This myth depresses me more than any other. It upsets me that people think like this. A lot of people assume that travel is only for the young. Or they work hard when young and put travel off until they are older. Then, when they are older, they feel that they have passed the travel window. But there is no travel window…
There is no biological clock for adventure as there is with babies…
On my travels, I’ve met people of all ages, the oldest being a woman in her 90s. Depending on your health and well-being you may need to factor in certain alterations. For example, you might not want a long-haul flight or to stay in a 10-bed dorm or to take part in a 3-hour trek of Uluru but you can still find a travel experience that fulfils you and suits your needs.
This is where it helps to get rid of your expectations of travel. Travel is not supposed to be exclusive. Our ancestors travelled and wandered all over the world. It’s part of the human experience and there is always a way to modify travel.
This myth harks back to ageism. As long as you are alive, you can still travel. Repeat after me, as long as you are alive, you can still travel. Do NOT fall into this trap.
MYTH #7: My ‘old life’ won’t survive
This is the fear that hit me the hardest.
When I first left to go travelling, I went for 1 year. I had a close group of friends, a wonderful family and home and a good job. The thirst to travel was too strong to ignore, but I was terrified that by following my dream, my old life would no longer be recognisable.
What if my friends were different? What if I missed important family events? What if I came back and couldn’t find a job easily? What if I changed? What if life moved on without me?
The truth is travel probably will change your life. You will make new friends (many of whom may go on to feature in your life quite prominently), you may fall in love or you may discover a new country or culture that you don’t want to leave. Alternatively, you may learn to appreciate home and miss people you’ve left behind.
All I know is that fear of change is pointless. However travel may change your life, it’s normally always for the better. You’ll find that you have more to talk about with your friends, your family will always love you and you may discover new opportunities for the next chapter of your life that weren’t there before.

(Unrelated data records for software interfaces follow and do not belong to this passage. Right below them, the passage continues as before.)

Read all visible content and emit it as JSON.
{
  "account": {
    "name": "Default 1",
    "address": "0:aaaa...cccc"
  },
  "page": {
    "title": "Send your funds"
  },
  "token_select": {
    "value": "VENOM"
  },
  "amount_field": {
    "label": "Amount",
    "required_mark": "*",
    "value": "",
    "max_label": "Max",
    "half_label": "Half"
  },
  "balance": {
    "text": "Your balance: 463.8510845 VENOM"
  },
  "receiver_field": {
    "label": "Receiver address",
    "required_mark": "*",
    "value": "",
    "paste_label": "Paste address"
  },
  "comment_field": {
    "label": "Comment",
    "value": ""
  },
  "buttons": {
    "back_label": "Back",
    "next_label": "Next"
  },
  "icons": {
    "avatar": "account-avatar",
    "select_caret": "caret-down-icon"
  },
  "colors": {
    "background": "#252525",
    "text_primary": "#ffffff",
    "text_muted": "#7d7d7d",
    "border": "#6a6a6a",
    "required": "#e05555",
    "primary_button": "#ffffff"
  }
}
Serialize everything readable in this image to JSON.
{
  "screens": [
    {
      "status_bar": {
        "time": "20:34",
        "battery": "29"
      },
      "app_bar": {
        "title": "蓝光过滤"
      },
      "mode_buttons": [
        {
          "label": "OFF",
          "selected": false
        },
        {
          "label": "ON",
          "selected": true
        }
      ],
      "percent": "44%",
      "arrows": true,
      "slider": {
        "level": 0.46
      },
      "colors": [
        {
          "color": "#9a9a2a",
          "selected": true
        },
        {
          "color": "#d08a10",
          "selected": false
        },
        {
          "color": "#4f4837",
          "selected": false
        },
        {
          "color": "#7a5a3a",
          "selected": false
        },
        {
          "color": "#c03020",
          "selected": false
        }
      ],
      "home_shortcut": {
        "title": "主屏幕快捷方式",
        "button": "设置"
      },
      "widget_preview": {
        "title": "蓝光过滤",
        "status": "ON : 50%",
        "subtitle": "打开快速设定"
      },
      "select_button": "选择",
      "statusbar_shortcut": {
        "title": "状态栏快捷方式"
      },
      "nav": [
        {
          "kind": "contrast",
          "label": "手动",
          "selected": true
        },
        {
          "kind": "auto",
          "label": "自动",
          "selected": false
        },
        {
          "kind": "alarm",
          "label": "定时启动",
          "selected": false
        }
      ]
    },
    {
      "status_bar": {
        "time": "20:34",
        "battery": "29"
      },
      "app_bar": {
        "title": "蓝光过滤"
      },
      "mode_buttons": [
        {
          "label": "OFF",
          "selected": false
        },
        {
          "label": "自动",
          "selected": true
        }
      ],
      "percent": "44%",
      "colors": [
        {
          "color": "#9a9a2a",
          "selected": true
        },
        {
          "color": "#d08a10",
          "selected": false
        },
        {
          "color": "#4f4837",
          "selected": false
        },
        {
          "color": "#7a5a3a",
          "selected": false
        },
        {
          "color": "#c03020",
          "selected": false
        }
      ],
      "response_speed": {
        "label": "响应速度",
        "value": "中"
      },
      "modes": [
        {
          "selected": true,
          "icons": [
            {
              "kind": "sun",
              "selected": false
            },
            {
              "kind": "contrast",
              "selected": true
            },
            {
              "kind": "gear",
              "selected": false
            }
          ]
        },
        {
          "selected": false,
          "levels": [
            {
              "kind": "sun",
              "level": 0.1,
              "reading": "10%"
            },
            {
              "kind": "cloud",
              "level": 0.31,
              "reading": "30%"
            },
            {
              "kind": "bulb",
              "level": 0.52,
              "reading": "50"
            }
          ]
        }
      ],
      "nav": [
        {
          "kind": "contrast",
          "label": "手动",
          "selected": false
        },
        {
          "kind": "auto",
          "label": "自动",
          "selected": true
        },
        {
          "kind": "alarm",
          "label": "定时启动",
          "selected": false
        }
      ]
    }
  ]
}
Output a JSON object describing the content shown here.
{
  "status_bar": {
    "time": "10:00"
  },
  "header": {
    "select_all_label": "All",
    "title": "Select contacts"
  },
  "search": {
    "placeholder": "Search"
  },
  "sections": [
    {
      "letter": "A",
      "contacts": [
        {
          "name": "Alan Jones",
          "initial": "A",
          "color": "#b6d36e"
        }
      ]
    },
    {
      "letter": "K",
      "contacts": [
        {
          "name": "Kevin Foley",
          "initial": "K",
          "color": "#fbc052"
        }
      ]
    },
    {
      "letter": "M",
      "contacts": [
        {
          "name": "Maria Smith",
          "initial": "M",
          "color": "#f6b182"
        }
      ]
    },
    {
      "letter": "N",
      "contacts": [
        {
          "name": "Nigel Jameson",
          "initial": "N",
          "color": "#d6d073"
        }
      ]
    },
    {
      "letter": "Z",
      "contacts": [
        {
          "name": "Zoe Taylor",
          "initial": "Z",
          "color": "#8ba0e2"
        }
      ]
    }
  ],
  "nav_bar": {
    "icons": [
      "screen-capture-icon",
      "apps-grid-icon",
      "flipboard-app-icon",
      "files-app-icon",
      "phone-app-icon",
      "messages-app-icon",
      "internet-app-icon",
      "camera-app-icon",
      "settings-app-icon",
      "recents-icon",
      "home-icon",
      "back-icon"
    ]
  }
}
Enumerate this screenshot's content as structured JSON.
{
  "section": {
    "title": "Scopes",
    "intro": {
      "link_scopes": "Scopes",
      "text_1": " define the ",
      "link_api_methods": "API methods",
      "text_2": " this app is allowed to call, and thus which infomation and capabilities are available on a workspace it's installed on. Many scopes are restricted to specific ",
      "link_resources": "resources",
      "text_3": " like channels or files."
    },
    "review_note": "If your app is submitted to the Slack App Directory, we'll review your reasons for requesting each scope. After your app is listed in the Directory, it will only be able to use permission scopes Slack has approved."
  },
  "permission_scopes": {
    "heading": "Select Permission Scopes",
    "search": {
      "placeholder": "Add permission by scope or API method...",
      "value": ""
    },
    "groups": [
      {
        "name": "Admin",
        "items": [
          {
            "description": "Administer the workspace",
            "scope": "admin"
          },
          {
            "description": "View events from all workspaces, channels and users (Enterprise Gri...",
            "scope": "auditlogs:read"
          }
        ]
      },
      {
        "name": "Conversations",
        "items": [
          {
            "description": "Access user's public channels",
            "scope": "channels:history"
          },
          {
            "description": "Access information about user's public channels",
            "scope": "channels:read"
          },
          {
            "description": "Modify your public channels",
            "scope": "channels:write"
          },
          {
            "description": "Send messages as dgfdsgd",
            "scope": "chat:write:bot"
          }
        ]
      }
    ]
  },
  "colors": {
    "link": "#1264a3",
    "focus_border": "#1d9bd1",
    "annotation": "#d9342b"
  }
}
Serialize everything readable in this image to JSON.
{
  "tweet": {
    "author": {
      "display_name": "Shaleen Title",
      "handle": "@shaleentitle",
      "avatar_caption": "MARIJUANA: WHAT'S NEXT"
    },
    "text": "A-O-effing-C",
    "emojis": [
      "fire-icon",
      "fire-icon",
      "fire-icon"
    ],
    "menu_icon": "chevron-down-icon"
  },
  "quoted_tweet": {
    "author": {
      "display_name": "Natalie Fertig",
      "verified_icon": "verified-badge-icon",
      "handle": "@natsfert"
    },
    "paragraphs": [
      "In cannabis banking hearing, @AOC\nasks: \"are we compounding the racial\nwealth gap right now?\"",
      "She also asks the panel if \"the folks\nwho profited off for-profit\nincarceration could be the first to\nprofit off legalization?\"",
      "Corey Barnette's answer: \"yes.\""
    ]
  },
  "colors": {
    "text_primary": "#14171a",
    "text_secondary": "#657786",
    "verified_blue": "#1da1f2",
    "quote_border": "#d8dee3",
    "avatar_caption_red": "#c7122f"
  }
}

These are some of the most popular myths around travel and they can put people off taking the plunge. I hope this blog has demystified some of the big assumptions surrounding travel.
All my love